We often hear cryptocurrency spoken about in comparison to fiat currency. At Alchemy Pay, we say we are a bridge between the two. Here we lay out some key characteristics and differences between the two types of currency.
Examples Dollar, euro, yen
Controlled by Governments and Banks The word ‘fiat’ is Latin, meaning decree or formal authorization. It is considered legal tender by governments around the world. A nation’s government retains influence over their currency by their monetary policy, for example, controlling the supply of the currency or their nation’s interest rates. The value of the currency is considered to be affected by the economic policy of a government’s central bank and the strength of a nation’s economy.
Fiat is issued by the government’s central banks and also is commonly created in the form of credit by commercial banks. The government retains certain rights to control their currency.
Affected by International Borders Because fiat currency is connected to a state it is subject to costs when it crosses borders such as foreign exchange fees.
Physical and Digital Form Over the past decades, civilisation has increasingly moved to the digital form of currency. Nowadays only 8% of fiat currency is physical (notes and coins). The other 92% exists in digital form.
Storage The physical form of fiat — notes and coins — can be stored by an individual, perhaps in their wallet or at home. The digital form of fiat currency cannot be stored by the individual themselves but must be entrusted to a third party, typically a bank or financial institution. It is worth noting that the bank themselves takes ownership of the money that a customer puts in their account. The bank effectively owes the customer that money.
Centralized We consider fiat to be centralized because it is controlled by relatively few groups such as commercial banks and financial institutions, central banks, and politicians.
Examples Bitcoin, ether, solana

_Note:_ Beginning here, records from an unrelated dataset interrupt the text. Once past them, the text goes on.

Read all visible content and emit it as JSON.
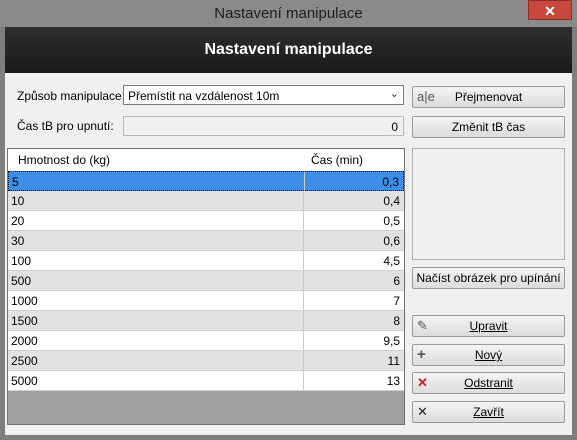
{
  "window": {
    "title": "Nastavení manipulace",
    "close_glyph": "✕"
  },
  "header": {
    "title": "Nastavení manipulace"
  },
  "form": {
    "method_label": "Způsob manipulace:",
    "method_value": "Přemístit na vzdálenost 10m",
    "time_label": "Čas tB pro upnutí:",
    "time_value": "0"
  },
  "buttons": {
    "rename": {
      "label": "Přejmenovat",
      "icon": "rename-icon"
    },
    "change_time": {
      "label": "Změnit tB čas"
    },
    "load_image": {
      "label": "Načíst obrázek pro upínání"
    },
    "edit": {
      "label": "Upravit",
      "icon": "pencil-icon"
    },
    "new": {
      "label": "Nový",
      "icon": "plus-icon"
    },
    "delete": {
      "label": "Odstranit",
      "icon": "red-x-icon"
    },
    "close": {
      "label": "Zavřít",
      "icon": "x-icon"
    }
  },
  "table": {
    "columns": [
      "Hmotnost do (kg)",
      "Čas (min)"
    ],
    "rows": [
      [
        "5",
        "0,3"
      ],
      [
        "10",
        "0,4"
      ],
      [
        "20",
        "0,5"
      ],
      [
        "30",
        "0,6"
      ],
      [
        "100",
        "4,5"
      ],
      [
        "500",
        "6"
      ],
      [
        "1000",
        "7"
      ],
      [
        "1500",
        "8"
      ],
      [
        "2000",
        "9,5"
      ],
      [
        "2500",
        "11"
      ],
      [
        "5000",
        "13"
      ]
    ],
    "selected_index": 0
  },
  "colors": {
    "selection": "#3d8ee8",
    "header_bg": "#222222",
    "close_red": "#c7483d"
  }
}
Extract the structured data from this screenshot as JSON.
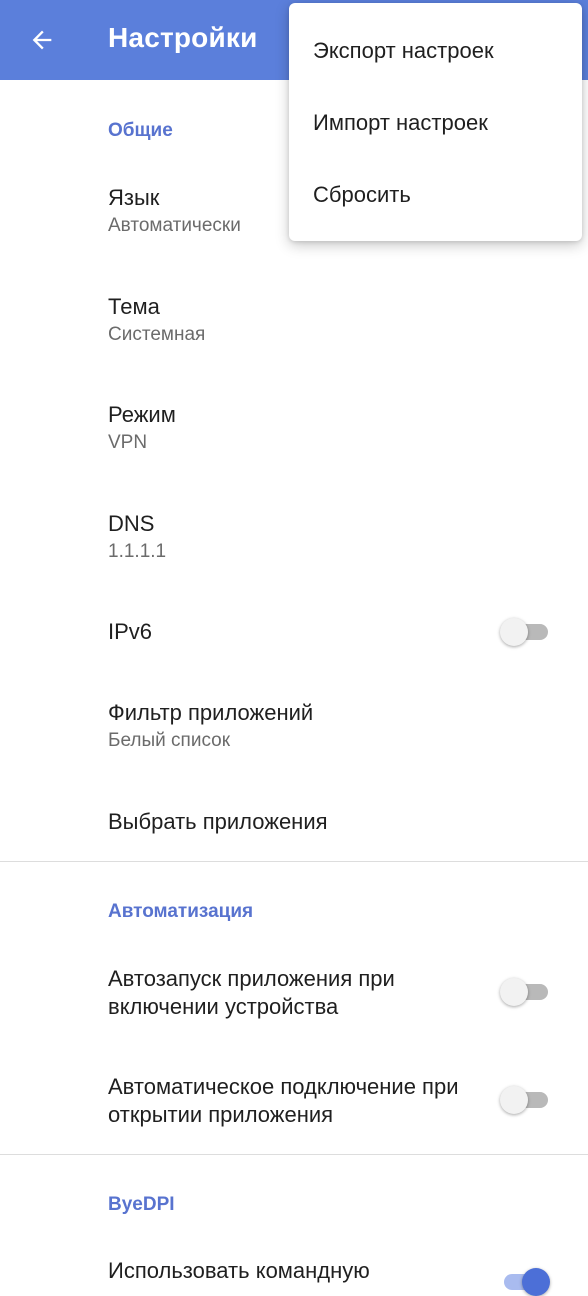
{
  "appbar": {
    "title": "Настройки",
    "back_icon": "arrow-left-icon",
    "background_color": "#5b7fdb"
  },
  "menu": {
    "items": [
      "Экспорт настроек",
      "Импорт настроек",
      "Сбросить"
    ]
  },
  "sections": {
    "general": {
      "header": "Общие",
      "language": {
        "title": "Язык",
        "summary": "Автоматически"
      },
      "theme": {
        "title": "Тема",
        "summary": "Системная"
      },
      "mode": {
        "title": "Режим",
        "summary": "VPN"
      },
      "dns": {
        "title": "DNS",
        "summary": "1.1.1.1"
      },
      "ipv6": {
        "title": "IPv6",
        "enabled": false
      },
      "app_filter": {
        "title": "Фильтр приложений",
        "summary": "Белый список"
      },
      "select_apps": {
        "title": "Выбрать приложения"
      }
    },
    "automation": {
      "header": "Автоматизация",
      "autostart": {
        "title": "Автозапуск приложения при включении устройства",
        "enabled": false
      },
      "autoconnect": {
        "title": "Автоматическое подключение при открытии приложения",
        "enabled": false
      }
    },
    "byedpi": {
      "header": "ByeDPI",
      "cmdline": {
        "title": "Использовать командную",
        "enabled": true
      }
    }
  },
  "colors": {
    "accent": "#5873cf",
    "switch_on": "#4c6fd7"
  }
}
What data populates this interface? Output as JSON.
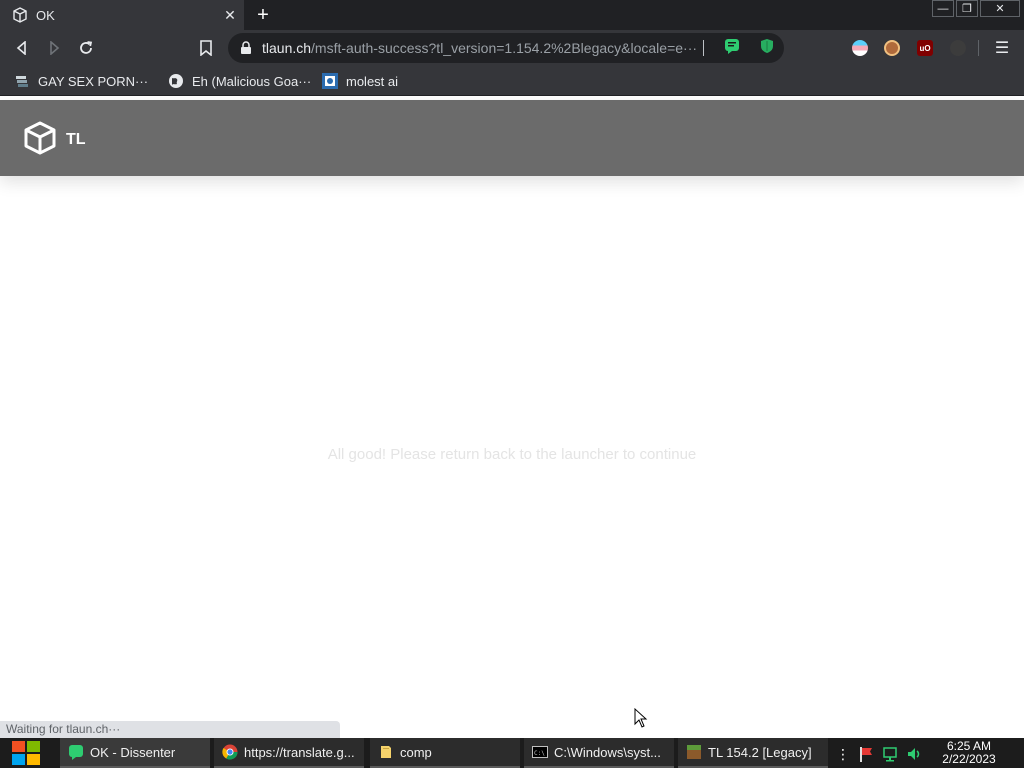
{
  "browser": {
    "tab": {
      "title": "OK",
      "close_symbol": "✕"
    },
    "new_tab_symbol": "+",
    "window_controls": {
      "minimize": "—",
      "restore": "❐",
      "close": "✕"
    },
    "address": {
      "host": "tlaun.ch",
      "path": "/msft-auth-success?tl_version=1.154.2%2Blegacy&locale=e···"
    },
    "menu_symbol": "☰"
  },
  "bookmarks": [
    {
      "label": "GAY SEX PORN···"
    },
    {
      "label": "Eh (Malicious Goa···"
    },
    {
      "label": "molest ai"
    }
  ],
  "page": {
    "brand": "TL",
    "message": "All good! Please return back to the launcher to continue",
    "status": "Waiting for tlaun.ch···"
  },
  "taskbar": {
    "items": [
      {
        "label": "OK - Dissenter"
      },
      {
        "label": "https://translate.g..."
      },
      {
        "label": "comp"
      },
      {
        "label": "C:\\Windows\\syst..."
      },
      {
        "label": "TL 154.2 [Legacy]"
      }
    ],
    "clock": {
      "time": "6:25 AM",
      "date": "2/22/2023"
    }
  },
  "colors": {
    "browser_dark": "#202124",
    "toolbar": "#35363a",
    "header_gray": "#6b6b6b",
    "dissenter_green": "#2ecc71",
    "taskbar": "#1c1c1c"
  }
}
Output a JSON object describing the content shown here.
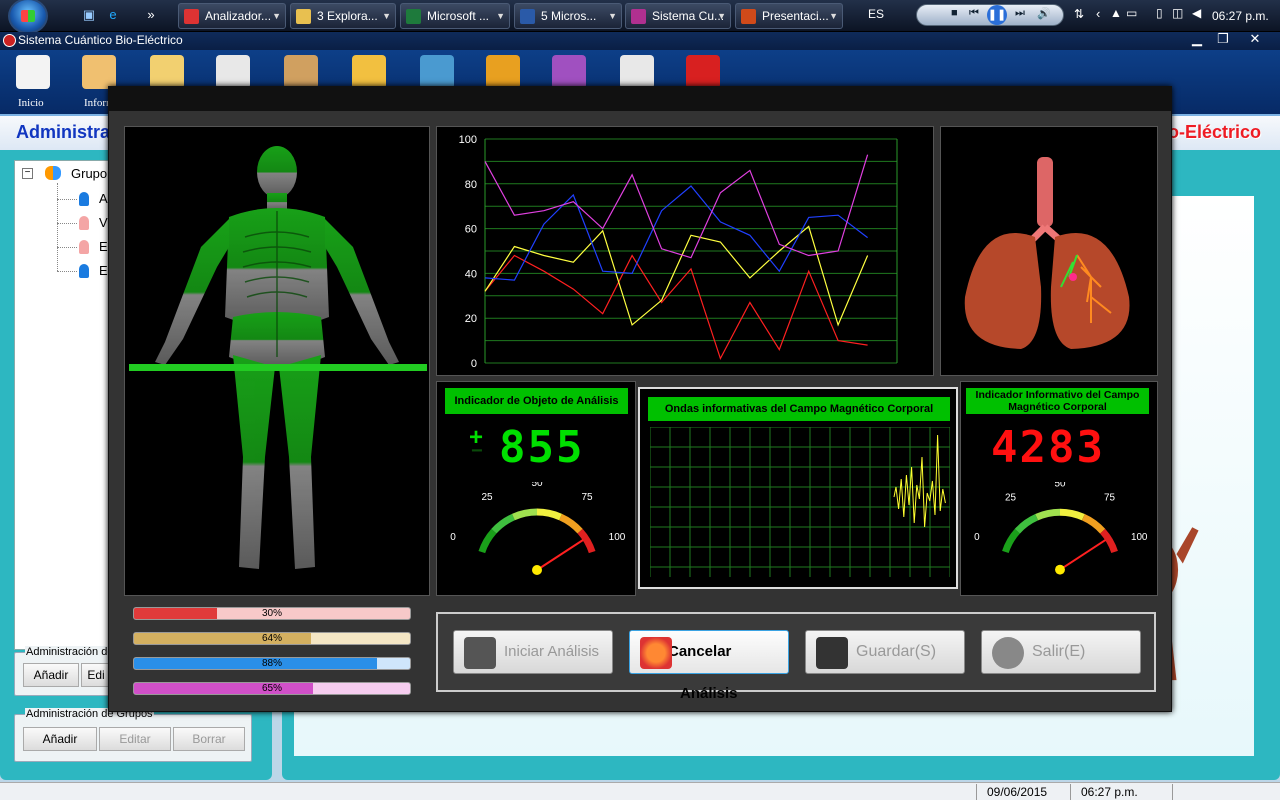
{
  "taskbar": {
    "tasks": [
      {
        "label": "Analizador...",
        "icon": "chrome-icon",
        "color": "#d33"
      },
      {
        "label": "3 Explora...",
        "icon": "folder-icon",
        "color": "#e8c050"
      },
      {
        "label": "Microsoft ...",
        "icon": "excel-icon",
        "color": "#1e7a3c"
      },
      {
        "label": "5 Micros...",
        "icon": "word-icon",
        "color": "#2a5aa8"
      },
      {
        "label": "Sistema Cu...",
        "icon": "app-icon",
        "color": "#b03090"
      },
      {
        "label": "Presentaci...",
        "icon": "powerpoint-icon",
        "color": "#d04a1a"
      }
    ],
    "lang": "ES",
    "clock": "06:27 p.m."
  },
  "app": {
    "title": "Sistema Cuántico Bio-Eléctrico",
    "toolbar": [
      {
        "label": "Inicio",
        "icon": "home-icon"
      },
      {
        "label": "Inform",
        "icon": "users-icon"
      },
      {
        "label": "",
        "icon": "hand-icon"
      },
      {
        "label": "",
        "icon": "clipboard-icon"
      },
      {
        "label": "",
        "icon": "report-icon"
      },
      {
        "label": "",
        "icon": "import-icon"
      },
      {
        "label": "",
        "icon": "export-icon"
      },
      {
        "label": "",
        "icon": "settings-icon"
      },
      {
        "label": "",
        "icon": "help-icon"
      },
      {
        "label": "",
        "icon": "profile-icon"
      },
      {
        "label": "",
        "icon": "power-icon"
      }
    ],
    "admin_left": "Administra",
    "admin_right": "o-Eléctrico"
  },
  "tree": {
    "root": "Grupo",
    "items": [
      {
        "label": "A",
        "color": "#1a7be0"
      },
      {
        "label": "V",
        "color": "#f4a5a5"
      },
      {
        "label": "E",
        "color": "#f4a5a5"
      },
      {
        "label": "E",
        "color": "#1a7be0"
      }
    ]
  },
  "admin_persons": {
    "title": "Administración de",
    "add": "Añadir",
    "edit": "Edi"
  },
  "admin_groups": {
    "title": "Administración de Grupos",
    "add": "Añadir",
    "edit": "Editar",
    "delete": "Borrar"
  },
  "status": {
    "date": "09/06/2015",
    "time": "06:27 p.m."
  },
  "dialog": {
    "indicator_object": {
      "title": "Indicador de Objeto de Análisis",
      "sign_plus": "+",
      "sign_minus": "−",
      "value": "855",
      "color": "#00e000"
    },
    "waves": {
      "title": "Ondas informativas del Campo Magnético Corporal"
    },
    "indicator_info": {
      "title": "Indicador Informativo del Campo Magnético Corporal",
      "value": "4283",
      "color": "#ff1010"
    },
    "gauge_labels": [
      "0",
      "25",
      "50",
      "75",
      "100"
    ],
    "progress": [
      {
        "label": "30%",
        "value": 0.3,
        "color": "#e03a3a",
        "track": "#f7c9c9"
      },
      {
        "label": "64%",
        "value": 0.64,
        "color": "#d4b060",
        "track": "#f4e6c4"
      },
      {
        "label": "88%",
        "value": 0.88,
        "color": "#2a8fe8",
        "track": "#cfe6fb"
      },
      {
        "label": "65%",
        "value": 0.65,
        "color": "#d050c8",
        "track": "#f6cdef"
      }
    ],
    "buttons": {
      "start": "Iniciar Análisis",
      "cancel": "Cancelar Análisis",
      "save": "Guardar(S)",
      "exit": "Salir(E)"
    }
  },
  "chart_data": {
    "type": "line",
    "title": "",
    "xlabel": "",
    "ylabel": "",
    "ylim": [
      0,
      100
    ],
    "yticks": [
      "0",
      "20",
      "40",
      "60",
      "80",
      "100"
    ],
    "grid": true,
    "x": [
      0,
      1,
      2,
      3,
      4,
      5,
      6,
      7,
      8,
      9,
      10,
      11,
      12,
      13,
      14
    ],
    "series": [
      {
        "color": "#ff2020",
        "values": [
          32,
          48,
          41,
          33,
          22,
          48,
          27,
          42,
          2,
          27,
          6,
          41,
          10,
          8,
          null
        ]
      },
      {
        "color": "#ffff40",
        "values": [
          32,
          52,
          48,
          45,
          59,
          17,
          28,
          57,
          54,
          38,
          50,
          61,
          17,
          48,
          null
        ]
      },
      {
        "color": "#2040ff",
        "values": [
          38,
          37,
          62,
          75,
          41,
          40,
          68,
          79,
          63,
          57,
          41,
          65,
          66,
          56,
          null
        ]
      },
      {
        "color": "#e040e0",
        "values": [
          90,
          66,
          68,
          72,
          60,
          84,
          51,
          47,
          76,
          86,
          53,
          48,
          50,
          93,
          null
        ]
      }
    ]
  }
}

Disconnected from Governments and Banks Apart from the case of bitcoin in El Salvador, cryptocurrency is not recognised as legal tender by governments. Crypto is not created or controlled by governments or banks. Instead, cryptocurrency is typically created by individuals who are connected via the internet on global, public blockchain networks. Cryptocurrencies are usually limited in supply or have specific rules to make it deflationary. Many of the processes that are overseen by third parties in the case of fiat, are unnecessary or can be automated in the case of crypto, due to the security and transparency of open blockchain technology.
Borderless Cryptocurrency is a global concept developed with the internet economy in mind. Just as information can cross borders 24 hours a day on the internet, so too can cryptocurrency. It is not connected to regional governments and it requires no foreign exchange fees.
Digital Form Only Cryptocurrencies only exist in digital form. Unlike fiat currencies, crypto is digitally native.
Storage Unlike the digital form of fiat currencies, an individual can maintain direct ownership of their cryptocurrencies, and doesn’t need to keep them with a third party like a bank. A cold wallet is a piece of hardware that allows an individual to keep the ‘private keys’ to their crypto. The crypto, let’s say bitcoin in this case, still remains in the cloud, on the internet, but the cold wallet holds the keys to the individual’s bitcoin. These keys prove to the Bitcoin network that the individual is the rightful owner to the bitcoin that is allocated to their wallet address on the Bitcoin network’s ledger.
A hot wallet is similar in that it contains the keys that prove ownership, but the wallet itself is on the internet and not in physical form. Because it remains on the internet it is considered more vulnerable to hackers than an offline, cold wallet.
Many people will leave their crypto on an exchange like Binance or Coinbase for the ease of trading or to transfer to fiat currency. There is still also the possibility of leaving cryptocurrencies with institutions that offer custody.
Centralized or Decentralized? Cryptocurrency is created using blockchain technology. This form of software provides a trusted, shared ledger of account that allows for more automation of transactions and requires less, or no, trusted third parties. It allows for decentralization by having network participants who spread across the globe hosting and running the network.
In some cases cryptocurrencies are a highly decentralized form of money. Bitcoin is considered to have achieved decentralization by most people. This is because there are tens of thousands of blockchain nodes and miners that govern the network across the world. This is why we often speak about decentralized finance (DeFi) in regards to crypto.
In other cases, cryptocurrencies may be only partially decentralized and intend to evolve to full decentralization. Although rare, some cryptocurrencies are run on private blockchains so they can be controlled entirely by the creators (central bank digital currencies, or CBDCs, will be privately controlled by governments, but that’s another story…)
If you are interested in learning more on this topic we suggest watching the Blockchain Infrastructure Alliance’s Decentralized Discussion between Alchemy Pay’s CEO, John Tan, and Professor Simon Johnson, the former Chief Economist of the International Monetary Fund, in which Professor Johnson describes Bitcoin as “completely and totally decentralized.”